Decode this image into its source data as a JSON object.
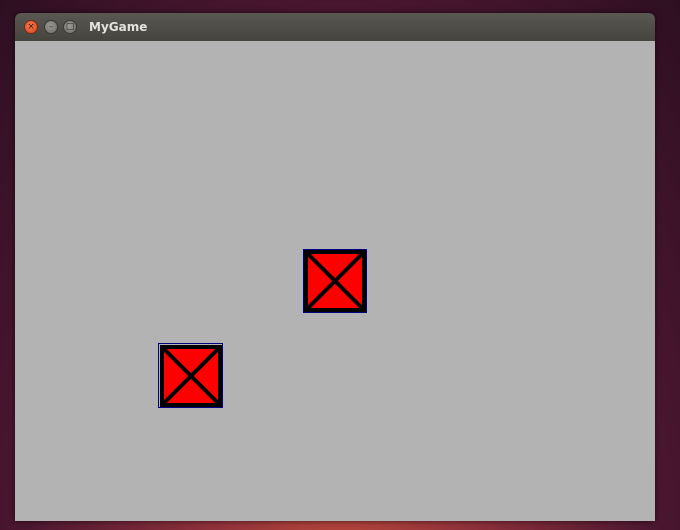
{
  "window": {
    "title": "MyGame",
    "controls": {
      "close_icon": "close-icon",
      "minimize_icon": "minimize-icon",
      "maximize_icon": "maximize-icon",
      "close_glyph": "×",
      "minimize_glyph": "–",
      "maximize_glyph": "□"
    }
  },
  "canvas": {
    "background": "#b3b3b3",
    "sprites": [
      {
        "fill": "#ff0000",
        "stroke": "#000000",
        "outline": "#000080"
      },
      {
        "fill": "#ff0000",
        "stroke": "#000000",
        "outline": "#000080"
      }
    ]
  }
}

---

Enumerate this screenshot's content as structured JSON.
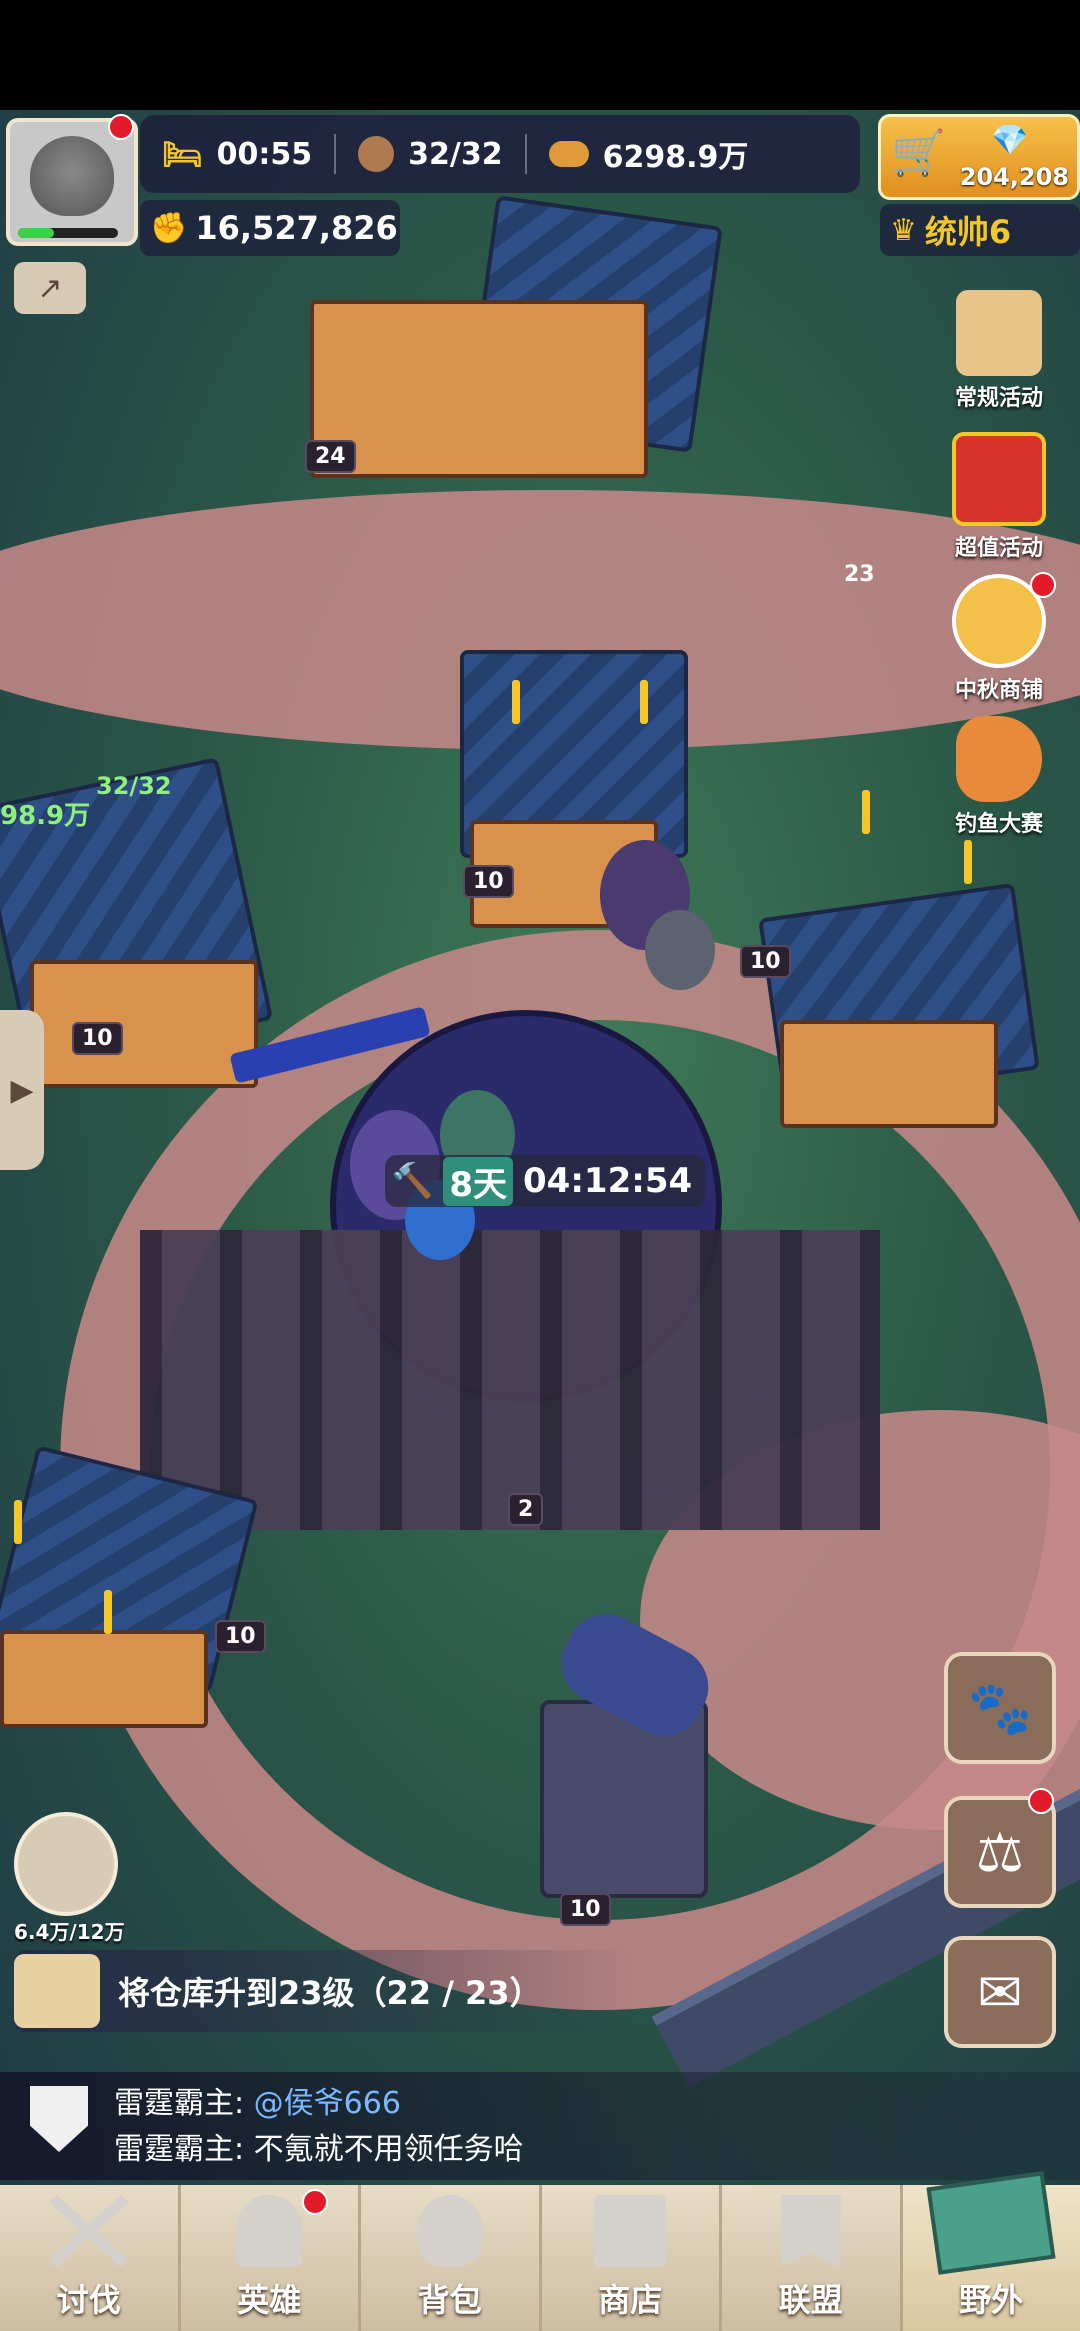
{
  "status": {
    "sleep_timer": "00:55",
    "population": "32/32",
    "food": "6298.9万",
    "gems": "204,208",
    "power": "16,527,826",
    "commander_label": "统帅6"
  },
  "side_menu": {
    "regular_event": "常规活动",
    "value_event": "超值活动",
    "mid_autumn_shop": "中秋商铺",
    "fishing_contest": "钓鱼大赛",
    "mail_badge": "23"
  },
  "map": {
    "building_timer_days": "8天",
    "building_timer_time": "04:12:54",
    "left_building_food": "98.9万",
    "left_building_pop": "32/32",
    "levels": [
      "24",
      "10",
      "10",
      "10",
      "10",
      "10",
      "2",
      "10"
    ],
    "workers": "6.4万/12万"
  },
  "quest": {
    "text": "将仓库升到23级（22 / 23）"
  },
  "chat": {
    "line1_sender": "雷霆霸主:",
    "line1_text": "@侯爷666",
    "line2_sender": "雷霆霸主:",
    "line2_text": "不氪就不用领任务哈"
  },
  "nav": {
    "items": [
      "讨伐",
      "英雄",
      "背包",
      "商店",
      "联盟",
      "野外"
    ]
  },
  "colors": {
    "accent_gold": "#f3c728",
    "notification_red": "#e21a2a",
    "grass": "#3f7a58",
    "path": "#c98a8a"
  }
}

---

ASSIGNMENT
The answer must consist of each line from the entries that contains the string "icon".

ANSWER SECTION
      "close_icon": "close-icon",
      "minimize_icon": "minimize-icon",
      "maximize_icon": "maximize-icon",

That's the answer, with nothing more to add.